If you see a spike in these user-behavior metrics, it could mean your visitors are not having a great experience with your website. This could be due to faulty design, slow page responsiveness, tech issues, or content.
6. Customer-driven Product Development
The Product Life Cycle (PLC) is probably one of the oldest and useful business concepts and defines the stages of customer acquisition and retention, stages that all products typically go through.
A lack of alignment between product, marketing, and sales teams means that these units often don’t connect on what customers actually want. The problem is not that they are not listening and catering to customer demands, but the message gets fragmented.
7. Focus on Change Leadership
Being customer obsessed requires an alignment between sales, marketing, and product efforts. But bringing in this change demands a strategic change.
While change management as a business-wide practice is quite well-documented, the most common barriers to success come from the C-suites and not from the people below.
Executives, then, need to focus on “change leadership”.

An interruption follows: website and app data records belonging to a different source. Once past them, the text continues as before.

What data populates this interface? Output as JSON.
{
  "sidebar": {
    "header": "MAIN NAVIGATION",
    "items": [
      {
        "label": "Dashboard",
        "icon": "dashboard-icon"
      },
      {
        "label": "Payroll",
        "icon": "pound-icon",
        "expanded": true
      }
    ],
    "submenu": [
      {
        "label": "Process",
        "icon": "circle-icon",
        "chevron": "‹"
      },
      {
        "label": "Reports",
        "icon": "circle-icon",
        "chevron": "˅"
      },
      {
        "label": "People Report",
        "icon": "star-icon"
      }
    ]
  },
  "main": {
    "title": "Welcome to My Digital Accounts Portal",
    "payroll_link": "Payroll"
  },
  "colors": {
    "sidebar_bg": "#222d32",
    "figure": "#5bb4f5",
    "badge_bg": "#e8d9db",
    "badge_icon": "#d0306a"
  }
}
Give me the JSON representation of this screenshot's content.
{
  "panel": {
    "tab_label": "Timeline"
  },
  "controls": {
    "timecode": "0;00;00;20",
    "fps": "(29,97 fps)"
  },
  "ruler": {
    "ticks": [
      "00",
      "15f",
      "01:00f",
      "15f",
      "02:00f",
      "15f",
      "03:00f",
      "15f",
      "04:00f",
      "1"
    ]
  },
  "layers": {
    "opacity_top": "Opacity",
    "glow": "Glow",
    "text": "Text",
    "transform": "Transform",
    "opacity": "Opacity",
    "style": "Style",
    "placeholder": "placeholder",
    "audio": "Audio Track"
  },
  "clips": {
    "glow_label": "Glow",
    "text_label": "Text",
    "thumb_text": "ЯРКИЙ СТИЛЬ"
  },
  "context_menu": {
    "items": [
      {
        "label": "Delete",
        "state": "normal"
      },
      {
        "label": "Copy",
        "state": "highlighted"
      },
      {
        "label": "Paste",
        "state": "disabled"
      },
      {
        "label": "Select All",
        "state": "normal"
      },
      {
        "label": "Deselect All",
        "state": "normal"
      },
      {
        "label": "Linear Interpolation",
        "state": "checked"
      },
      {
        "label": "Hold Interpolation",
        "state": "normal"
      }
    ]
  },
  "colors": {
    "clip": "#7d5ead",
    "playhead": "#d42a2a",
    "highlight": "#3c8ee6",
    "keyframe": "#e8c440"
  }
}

Through change leadership, companies will be better equipped to drive transformation and secure customer trust. This is because change requires conditions where employees feel ready to adapt and grow.
The Modern-day Imperative
Traditionally, company structures have driven value through transactions.
The digital era is paving the way for unconventional business models like collaborative partnering. Product-rich, experience-poor companies must rethink and strategize.
Customer obsession, when dealt with the right tools and with the involvement of the right people, is just what companies require to cater to the changing customer needs.
The initial rules remain simple- always be there for your customers and provide them with quick help.